_Work instruction_
Search the entries for the word "della" and pull out each line that has it.

Stored data entries:
============================================================

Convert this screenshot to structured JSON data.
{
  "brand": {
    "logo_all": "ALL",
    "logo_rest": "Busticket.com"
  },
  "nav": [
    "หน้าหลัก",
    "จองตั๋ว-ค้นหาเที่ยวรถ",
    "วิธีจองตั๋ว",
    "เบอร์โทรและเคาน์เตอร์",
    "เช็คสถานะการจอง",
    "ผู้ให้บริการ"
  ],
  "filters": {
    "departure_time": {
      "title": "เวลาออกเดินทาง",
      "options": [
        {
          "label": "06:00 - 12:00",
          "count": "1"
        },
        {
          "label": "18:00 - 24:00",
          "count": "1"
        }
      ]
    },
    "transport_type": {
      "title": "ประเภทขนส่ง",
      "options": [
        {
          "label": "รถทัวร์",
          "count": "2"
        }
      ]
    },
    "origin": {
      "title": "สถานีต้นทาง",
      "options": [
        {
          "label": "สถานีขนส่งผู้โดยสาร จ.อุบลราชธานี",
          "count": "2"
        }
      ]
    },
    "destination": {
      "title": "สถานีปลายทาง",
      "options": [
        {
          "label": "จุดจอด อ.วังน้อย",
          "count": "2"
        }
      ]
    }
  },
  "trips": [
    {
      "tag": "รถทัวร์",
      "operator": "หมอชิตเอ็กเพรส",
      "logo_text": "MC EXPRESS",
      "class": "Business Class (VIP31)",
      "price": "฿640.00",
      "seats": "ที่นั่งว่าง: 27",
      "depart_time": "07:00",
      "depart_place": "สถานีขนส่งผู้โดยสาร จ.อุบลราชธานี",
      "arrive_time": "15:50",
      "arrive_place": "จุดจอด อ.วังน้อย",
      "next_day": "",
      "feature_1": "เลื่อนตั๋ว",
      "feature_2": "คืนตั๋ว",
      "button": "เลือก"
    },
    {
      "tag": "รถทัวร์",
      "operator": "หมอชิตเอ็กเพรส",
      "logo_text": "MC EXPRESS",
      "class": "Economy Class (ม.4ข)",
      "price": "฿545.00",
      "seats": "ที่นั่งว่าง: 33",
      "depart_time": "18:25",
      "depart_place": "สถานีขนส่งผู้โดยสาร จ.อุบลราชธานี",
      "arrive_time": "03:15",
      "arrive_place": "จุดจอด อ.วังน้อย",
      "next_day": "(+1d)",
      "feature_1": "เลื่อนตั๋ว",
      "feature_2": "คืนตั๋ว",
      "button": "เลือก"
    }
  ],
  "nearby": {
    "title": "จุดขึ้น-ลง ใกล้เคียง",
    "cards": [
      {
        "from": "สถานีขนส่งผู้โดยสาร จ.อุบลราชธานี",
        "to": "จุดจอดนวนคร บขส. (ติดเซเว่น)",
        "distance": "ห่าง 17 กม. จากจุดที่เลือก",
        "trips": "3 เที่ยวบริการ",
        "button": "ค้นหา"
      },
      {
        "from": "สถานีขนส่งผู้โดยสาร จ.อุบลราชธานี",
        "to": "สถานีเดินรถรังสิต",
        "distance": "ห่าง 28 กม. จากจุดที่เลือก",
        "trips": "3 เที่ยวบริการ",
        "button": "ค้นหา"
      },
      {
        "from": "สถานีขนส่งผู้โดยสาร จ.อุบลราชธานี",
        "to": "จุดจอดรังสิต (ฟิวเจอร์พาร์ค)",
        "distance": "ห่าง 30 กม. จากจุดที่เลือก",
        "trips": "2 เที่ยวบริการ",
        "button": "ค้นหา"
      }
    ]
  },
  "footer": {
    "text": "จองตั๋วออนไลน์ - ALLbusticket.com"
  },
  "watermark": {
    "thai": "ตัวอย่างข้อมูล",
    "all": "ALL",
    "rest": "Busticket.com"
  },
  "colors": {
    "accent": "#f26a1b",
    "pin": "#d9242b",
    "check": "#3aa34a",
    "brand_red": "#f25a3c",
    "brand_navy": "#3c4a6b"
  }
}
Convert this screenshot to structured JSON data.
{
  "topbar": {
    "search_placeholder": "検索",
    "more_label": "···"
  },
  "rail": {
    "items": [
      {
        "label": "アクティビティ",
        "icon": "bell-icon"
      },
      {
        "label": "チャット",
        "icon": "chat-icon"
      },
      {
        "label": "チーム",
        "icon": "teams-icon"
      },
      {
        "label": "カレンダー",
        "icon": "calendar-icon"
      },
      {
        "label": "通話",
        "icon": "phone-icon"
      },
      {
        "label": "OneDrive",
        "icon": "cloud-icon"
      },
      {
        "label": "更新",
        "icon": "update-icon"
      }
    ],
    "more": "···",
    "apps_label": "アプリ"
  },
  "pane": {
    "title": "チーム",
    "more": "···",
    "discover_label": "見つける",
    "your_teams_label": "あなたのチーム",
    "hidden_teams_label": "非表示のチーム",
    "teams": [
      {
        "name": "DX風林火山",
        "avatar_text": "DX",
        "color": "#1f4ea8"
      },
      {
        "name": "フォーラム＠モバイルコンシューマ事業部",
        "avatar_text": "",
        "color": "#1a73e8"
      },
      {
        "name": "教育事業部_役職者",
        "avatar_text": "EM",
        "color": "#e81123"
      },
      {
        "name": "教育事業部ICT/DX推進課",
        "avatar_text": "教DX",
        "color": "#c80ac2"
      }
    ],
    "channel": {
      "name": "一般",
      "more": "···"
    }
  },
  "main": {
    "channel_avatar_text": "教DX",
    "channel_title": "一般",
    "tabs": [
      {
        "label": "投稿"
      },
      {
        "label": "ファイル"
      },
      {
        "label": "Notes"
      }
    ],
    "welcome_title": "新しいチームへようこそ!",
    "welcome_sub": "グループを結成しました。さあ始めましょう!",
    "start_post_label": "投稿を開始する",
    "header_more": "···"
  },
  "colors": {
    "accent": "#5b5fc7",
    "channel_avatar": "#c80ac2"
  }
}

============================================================

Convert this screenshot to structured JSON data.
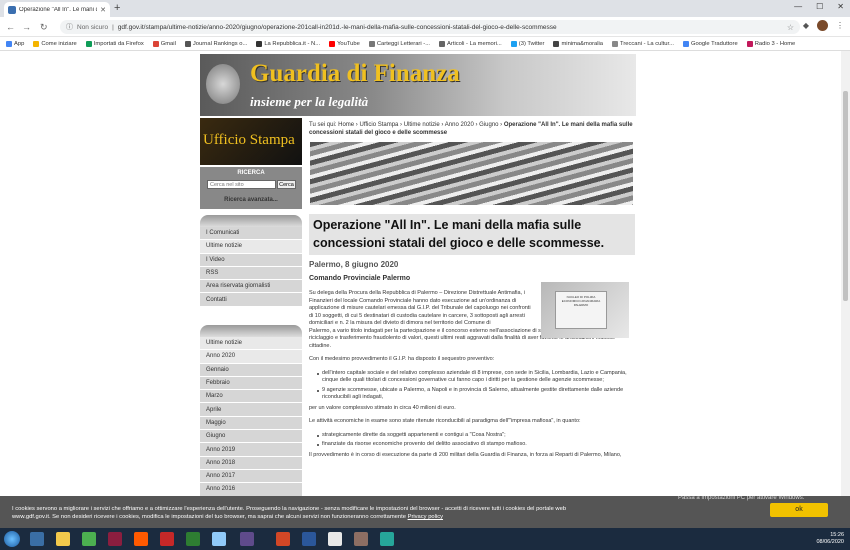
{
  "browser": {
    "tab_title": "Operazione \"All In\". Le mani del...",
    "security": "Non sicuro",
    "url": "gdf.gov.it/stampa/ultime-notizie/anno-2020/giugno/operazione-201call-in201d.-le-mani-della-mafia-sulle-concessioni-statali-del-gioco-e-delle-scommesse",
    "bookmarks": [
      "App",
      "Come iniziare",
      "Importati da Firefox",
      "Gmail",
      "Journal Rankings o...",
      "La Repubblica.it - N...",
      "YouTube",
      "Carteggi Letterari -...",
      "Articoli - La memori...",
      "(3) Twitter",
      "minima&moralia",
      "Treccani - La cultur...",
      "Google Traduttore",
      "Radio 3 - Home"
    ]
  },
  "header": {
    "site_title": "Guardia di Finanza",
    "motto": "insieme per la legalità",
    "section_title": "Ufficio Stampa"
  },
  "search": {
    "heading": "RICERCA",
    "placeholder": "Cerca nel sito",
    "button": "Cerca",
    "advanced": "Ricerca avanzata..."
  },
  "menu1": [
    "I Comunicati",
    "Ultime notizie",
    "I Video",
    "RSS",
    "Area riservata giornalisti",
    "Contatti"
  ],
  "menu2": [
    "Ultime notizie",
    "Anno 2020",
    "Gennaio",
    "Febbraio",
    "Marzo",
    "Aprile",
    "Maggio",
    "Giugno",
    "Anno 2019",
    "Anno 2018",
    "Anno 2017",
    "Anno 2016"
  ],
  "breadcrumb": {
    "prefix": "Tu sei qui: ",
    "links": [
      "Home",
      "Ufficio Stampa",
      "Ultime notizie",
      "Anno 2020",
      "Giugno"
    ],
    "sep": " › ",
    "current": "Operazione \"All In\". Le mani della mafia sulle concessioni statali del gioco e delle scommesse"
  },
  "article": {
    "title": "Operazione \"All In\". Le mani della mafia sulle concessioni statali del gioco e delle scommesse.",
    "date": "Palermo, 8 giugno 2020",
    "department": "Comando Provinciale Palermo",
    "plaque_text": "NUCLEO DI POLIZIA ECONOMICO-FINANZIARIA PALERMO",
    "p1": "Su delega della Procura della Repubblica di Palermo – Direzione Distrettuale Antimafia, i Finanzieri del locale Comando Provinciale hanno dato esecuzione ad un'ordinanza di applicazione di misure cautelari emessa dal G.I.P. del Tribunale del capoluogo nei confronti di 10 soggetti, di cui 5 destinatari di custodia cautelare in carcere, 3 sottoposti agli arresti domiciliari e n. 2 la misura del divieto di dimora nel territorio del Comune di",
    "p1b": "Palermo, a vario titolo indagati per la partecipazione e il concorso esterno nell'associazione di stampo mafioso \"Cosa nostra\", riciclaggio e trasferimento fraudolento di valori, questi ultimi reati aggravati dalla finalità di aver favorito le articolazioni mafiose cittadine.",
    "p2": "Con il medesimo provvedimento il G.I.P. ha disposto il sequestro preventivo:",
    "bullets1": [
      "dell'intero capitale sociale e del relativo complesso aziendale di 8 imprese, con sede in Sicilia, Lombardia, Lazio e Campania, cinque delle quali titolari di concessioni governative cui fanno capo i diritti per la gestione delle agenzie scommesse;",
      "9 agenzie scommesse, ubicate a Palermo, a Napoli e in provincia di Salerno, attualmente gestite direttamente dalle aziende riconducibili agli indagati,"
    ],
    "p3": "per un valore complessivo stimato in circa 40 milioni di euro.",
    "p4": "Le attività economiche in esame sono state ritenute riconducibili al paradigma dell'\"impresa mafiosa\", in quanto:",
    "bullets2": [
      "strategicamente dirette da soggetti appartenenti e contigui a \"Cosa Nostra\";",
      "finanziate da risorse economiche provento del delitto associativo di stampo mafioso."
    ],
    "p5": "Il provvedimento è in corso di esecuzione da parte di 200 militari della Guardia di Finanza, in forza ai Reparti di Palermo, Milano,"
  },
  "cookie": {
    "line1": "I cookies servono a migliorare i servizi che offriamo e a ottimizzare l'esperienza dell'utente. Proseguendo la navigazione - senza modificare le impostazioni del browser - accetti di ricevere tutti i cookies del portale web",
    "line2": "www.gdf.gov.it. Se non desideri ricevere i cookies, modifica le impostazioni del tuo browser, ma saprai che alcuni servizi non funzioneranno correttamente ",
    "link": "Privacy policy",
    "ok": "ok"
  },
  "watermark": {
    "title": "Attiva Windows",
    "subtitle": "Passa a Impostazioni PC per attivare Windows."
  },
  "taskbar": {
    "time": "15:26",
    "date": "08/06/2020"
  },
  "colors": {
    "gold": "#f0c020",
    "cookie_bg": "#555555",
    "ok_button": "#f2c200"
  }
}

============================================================

_Answer area_
    "url": "gdf.gov.it/stampa/ultime-notizie/anno-2020/giugno/operazione-201call-in201d.-le-mani-della-mafia-sulle-concessioni-statali-del-gioco-e-delle-scommesse",
    "current": "Operazione \"All In\". Le mani della mafia sulle concessioni statali del gioco e delle scommesse"
    "title": "Operazione \"All In\". Le mani della mafia sulle concessioni statali del gioco e delle scommesse.",
    "p1": "Su delega della Procura della Repubblica di Palermo – Direzione Distrettuale Antimafia, i Finanzieri del locale Comando Provinciale hanno dato esecuzione ad un'ordinanza di applicazione di misure cautelari emessa dal G.I.P. del Tribunale del capoluogo nei confronti di 10 soggetti, di cui 5 destinatari di custodia cautelare in carcere, 3 sottoposti agli arresti domiciliari e n. 2 la misura del divieto di dimora nel territorio del Comune di",
    "p5": "Il provvedimento è in corso di esecuzione da parte di 200 militari della Guardia di Finanza, in forza ai Reparti di Palermo, Milano,"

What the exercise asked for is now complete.